R416 Fall 2018 The Tradition of Troy from the Bronze Age to the Renaissance
Mondays, 2:15–3:40, Sept. 17–Oct. 15
No class Oct. 8
Instructor: Diane Thompson
The Trojan War probably occurred in the 12th century BCE in western Anatolia. Since then it has been written about and re-imagined in many forms, including epic poetry, sculpture, painting, and plays. The Fall of Troy is perhaps the most enduring legend in Western Civilization after the Fall of Man as told in the Hebrew Bible. Both try to explain the degenerated nature of human civilization while looking back to an earlier golden age. The one important counter-example is Virgil’s Aeneid, which has the defeated Trojans founding the future Roman Empire. This course will review the possible sites and events of the Trojan War and then give an overview of the relevant mythology, Homeric epics, Greek dramas, Virgil’s Aeneid, and various medieval European retellings of the events. The course will end at the Renaissance. Dick Wilan will continue the discussion with R417 Shakespeare’s Troilus and Cressida, a four-week course on Shakespeare’s great Troy play, Troilus and Cressida.

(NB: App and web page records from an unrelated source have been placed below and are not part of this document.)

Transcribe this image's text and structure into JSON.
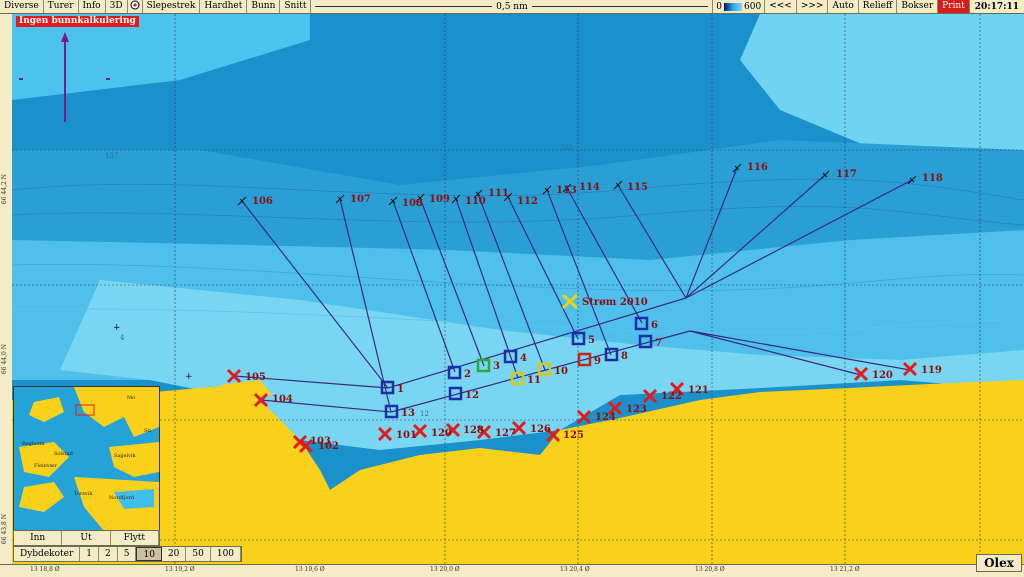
{
  "toolbar": {
    "menu_items": [
      "Diverse",
      "Turer",
      "Info",
      "3D",
      "Slepestrek",
      "Hardhet",
      "Bunn",
      "Snitt"
    ],
    "scale_label": "0,5 nm",
    "depth_min": "0",
    "depth_max": "600",
    "nav_items": [
      "<<<",
      ">>>",
      "Auto",
      "Relieff",
      "Bokser"
    ],
    "print_label": "Print",
    "time": "20:17:11"
  },
  "badge_nocalc": "Ingen bunnkalkulering",
  "colors": {
    "land": "#f9d11a",
    "shallow": "#7ad9f5",
    "deep": "#1a8fc8",
    "track": "#3a2a7a",
    "cross": "#e11b1b"
  },
  "lat_labels": [
    "66 44,2 N",
    "66 44,0 N",
    "66 43,8 N"
  ],
  "lon_labels": [
    "13 18,8 Ø",
    "13 19,2 Ø",
    "13 19,6 Ø",
    "13 20,0 Ø",
    "13 20,4 Ø",
    "13 20,8 Ø",
    "13 21,2 Ø"
  ],
  "map": {
    "strom_label": "Strøm 2010",
    "hooks": [
      "106",
      "107",
      "108",
      "109",
      "110",
      "111",
      "112",
      "113",
      "114",
      "115",
      "116",
      "117",
      "118"
    ],
    "crosses": [
      "105",
      "104",
      "102",
      "103",
      "101",
      "120",
      "128",
      "127",
      "126",
      "125",
      "124",
      "123",
      "122",
      "121",
      "120",
      "119"
    ],
    "box_labels": [
      "1",
      "2",
      "3",
      "4",
      "5",
      "6",
      "7",
      "8",
      "9",
      "10",
      "11",
      "12",
      "13"
    ],
    "contour_small_labels": [
      "137",
      "202",
      "4",
      "12"
    ]
  },
  "minimap": {
    "place_labels": [
      "Mo",
      "Sti",
      "Bøgholm",
      "Solstad",
      "Fleinvær",
      "Sagelvik",
      "Torsvik",
      "Nordfjord"
    ]
  },
  "mini_buttons": [
    "Inn",
    "Ut",
    "Flytt"
  ],
  "contour_bar": {
    "label": "Dybdekoter",
    "values": [
      "1",
      "2",
      "5",
      "10",
      "20",
      "50",
      "100"
    ],
    "active": "10"
  },
  "brand": "Olex"
}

Diane Thompson has been studying and teaching about the Trojan War and related matters since the 1970s when she first discovered what a wonderful long cut through history it offered. She is a professor emerita at Northern Virginia Community College where she still teaches world literature part time online. Her PhD is from City University of New York in comparative literature.